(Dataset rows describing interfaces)
--

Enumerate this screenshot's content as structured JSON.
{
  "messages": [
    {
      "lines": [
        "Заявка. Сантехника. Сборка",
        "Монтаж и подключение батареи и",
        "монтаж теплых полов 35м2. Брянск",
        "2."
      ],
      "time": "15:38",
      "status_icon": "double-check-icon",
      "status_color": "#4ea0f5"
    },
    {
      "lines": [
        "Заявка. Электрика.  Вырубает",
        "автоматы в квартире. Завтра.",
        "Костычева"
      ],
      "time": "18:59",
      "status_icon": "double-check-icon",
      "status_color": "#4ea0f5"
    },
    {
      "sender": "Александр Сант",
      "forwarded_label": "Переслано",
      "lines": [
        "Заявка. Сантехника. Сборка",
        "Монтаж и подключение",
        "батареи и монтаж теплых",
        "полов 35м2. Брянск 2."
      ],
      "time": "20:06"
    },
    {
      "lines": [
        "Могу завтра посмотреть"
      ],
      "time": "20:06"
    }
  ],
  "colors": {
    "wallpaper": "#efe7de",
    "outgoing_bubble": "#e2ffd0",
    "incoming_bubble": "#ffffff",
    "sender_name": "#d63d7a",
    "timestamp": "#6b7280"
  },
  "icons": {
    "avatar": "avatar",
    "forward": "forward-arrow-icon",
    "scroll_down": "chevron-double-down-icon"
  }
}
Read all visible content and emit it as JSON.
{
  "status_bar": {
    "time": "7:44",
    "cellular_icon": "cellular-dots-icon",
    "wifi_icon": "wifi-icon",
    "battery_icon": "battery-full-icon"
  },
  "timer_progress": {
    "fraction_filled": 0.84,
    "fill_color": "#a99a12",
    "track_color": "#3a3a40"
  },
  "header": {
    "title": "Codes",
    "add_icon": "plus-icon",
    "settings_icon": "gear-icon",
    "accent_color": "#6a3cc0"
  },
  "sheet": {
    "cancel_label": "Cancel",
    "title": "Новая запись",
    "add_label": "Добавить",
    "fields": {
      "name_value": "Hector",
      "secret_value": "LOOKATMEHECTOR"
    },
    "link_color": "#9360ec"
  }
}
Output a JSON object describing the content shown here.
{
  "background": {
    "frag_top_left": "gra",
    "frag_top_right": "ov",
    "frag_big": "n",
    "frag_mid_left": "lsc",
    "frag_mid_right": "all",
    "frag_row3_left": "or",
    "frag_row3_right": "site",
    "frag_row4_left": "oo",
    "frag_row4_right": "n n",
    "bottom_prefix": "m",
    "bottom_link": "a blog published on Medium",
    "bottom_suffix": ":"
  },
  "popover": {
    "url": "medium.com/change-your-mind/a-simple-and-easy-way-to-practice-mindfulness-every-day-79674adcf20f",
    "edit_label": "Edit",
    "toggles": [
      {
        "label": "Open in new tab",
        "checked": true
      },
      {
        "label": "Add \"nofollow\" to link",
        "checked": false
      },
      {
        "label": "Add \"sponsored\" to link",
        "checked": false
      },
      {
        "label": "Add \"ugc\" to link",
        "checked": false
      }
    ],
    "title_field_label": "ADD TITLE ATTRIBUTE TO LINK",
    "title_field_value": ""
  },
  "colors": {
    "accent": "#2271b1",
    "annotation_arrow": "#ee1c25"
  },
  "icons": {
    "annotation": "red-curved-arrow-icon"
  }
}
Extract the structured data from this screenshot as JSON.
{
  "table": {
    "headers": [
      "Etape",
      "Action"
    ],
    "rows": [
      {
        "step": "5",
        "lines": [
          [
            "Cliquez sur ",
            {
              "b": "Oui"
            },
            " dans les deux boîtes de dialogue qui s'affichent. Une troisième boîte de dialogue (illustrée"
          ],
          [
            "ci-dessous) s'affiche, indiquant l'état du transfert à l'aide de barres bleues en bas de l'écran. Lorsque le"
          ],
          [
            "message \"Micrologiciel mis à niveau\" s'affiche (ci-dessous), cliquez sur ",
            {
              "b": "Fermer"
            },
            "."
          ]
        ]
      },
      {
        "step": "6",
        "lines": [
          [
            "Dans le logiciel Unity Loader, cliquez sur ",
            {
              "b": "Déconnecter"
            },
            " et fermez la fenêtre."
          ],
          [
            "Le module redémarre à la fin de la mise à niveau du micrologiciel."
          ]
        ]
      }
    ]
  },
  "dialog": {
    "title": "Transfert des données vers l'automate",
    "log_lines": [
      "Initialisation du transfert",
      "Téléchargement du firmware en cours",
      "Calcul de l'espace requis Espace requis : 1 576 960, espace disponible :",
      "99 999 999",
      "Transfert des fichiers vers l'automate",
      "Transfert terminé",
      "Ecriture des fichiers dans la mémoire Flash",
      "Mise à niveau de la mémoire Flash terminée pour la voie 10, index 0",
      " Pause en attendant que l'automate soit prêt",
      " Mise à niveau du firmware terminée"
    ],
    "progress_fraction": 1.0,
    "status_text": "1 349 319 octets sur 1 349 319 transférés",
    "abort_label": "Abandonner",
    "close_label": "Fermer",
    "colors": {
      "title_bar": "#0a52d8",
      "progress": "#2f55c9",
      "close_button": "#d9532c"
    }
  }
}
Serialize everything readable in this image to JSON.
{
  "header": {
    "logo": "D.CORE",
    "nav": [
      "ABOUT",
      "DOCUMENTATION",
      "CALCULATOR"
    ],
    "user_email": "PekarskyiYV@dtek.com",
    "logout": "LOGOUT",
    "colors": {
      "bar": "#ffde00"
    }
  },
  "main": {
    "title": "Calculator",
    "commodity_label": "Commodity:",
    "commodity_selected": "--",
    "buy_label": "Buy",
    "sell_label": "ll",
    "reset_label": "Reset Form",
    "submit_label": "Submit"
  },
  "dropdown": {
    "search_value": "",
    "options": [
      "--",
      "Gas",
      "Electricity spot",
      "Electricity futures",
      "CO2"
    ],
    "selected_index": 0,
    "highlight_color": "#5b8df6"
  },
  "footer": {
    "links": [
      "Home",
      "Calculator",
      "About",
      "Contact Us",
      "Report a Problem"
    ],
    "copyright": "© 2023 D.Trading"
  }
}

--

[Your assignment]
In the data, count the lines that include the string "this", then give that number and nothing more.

[Answer box]
3